Rakoff said it wasn’t surprising that Palin, the 2008 Republican vice-presidential nominee, filed her complaint.

That’s different from proving the case, however. Over six days of testimony and documents produced in discovery, Palin’s lawyers exposed an editorial process that was hurried and disjointed — typical of a news organization seeking to hustle on the day’s biggest story. They showed that Bennet, Williamson and others pursued two themes for the editorial — one on gun control and the other on the “rhetoric of demonization.” When the two themes merged uncomfortably in Williamson’s draft, another editor apprised Bennet of the problem. He launched into the copy, inserting the false claims.

What was missing from the whole production was any indication that Bennet was out to smear Palin. And here’s where his email to Williamson comes into play: No matter what you believe about Bennet or his colleagues, he’d be foolish to ask for Williamson’s review of the draft if he’d been committed to planting damaging falsehoods in it. “The allegation that he published with ‘actual malice’ is also undermined, in the court’s view, by the actions he undertook after finishing his revisions of Ms. Williamson’s draft,” said Rakoff, highlighting the email seeking Williamson’s review.

Translation: Palin needed evidence — preferably in email form — that Bennet was eager to nail Palin with something he knew was false: an “actual malice” smoking gun. Instead, she offered only emails outlining another day at the Times.

Palin faced a “very high burden,” acknowledged Rakoff, stressing that First Amendment law is designed to allow a “very robust debate involving especially people in power and that the whole point of the First Amendment as applied in that context would be undercut if the standard for libel and defamation were not as high as the Supreme Court decreed.”
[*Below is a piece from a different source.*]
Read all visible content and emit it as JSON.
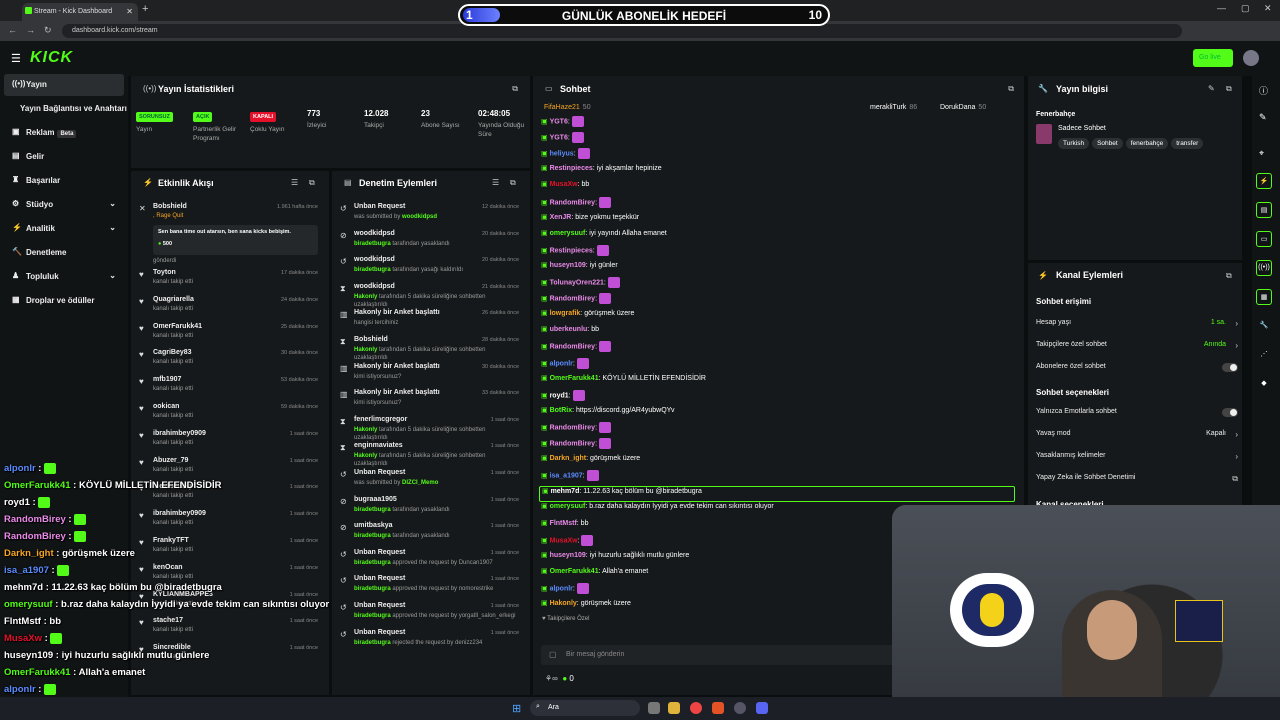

The journalistic implications of Rakoff’s ruling are wide-ranging. The timing of his announcement — which comes during the second day of jury deliberations — creates a problem for all parties. Figuring that the case will eventually be appealed, Rakoff said that the appeals court will benefit from having a jury verdict alongside his ruling. Should the jury rule for Palin, the appeals court could simply reinstate the jury action without having to order a new trial. All that said, does Rakoff really think that, in 2022, an un-sequestered jury won’t catch wind of his ruling?

Putting aside those dynamics, there’s another opportunity lost. For years and years, discussion of New York Times v. Sullivan has been confined to coastal elites in media and legal circles. Now, those hallowed protections would get a hearing from a citizen jury. By ruling before the jury renders its verdict, Rakoff has muddled that prospect.

Through its process-heavy tedium, the trial brought into relief just the sort of journalism that deserves protection from crippling litigation. Here was a one-off claim in a hurried editorial that slimed a public figure. Granted, it perpetrated a gobsmacking falsehood for which the Times and Bennet are appropriately ashamed. But everyone who feeds off unsparing coverage of politicians and celebrities — a pretty healthy American plurality, we’d submit — should applaud the ruling. It’s a principle, after all, that props up your favorite media outlet, too.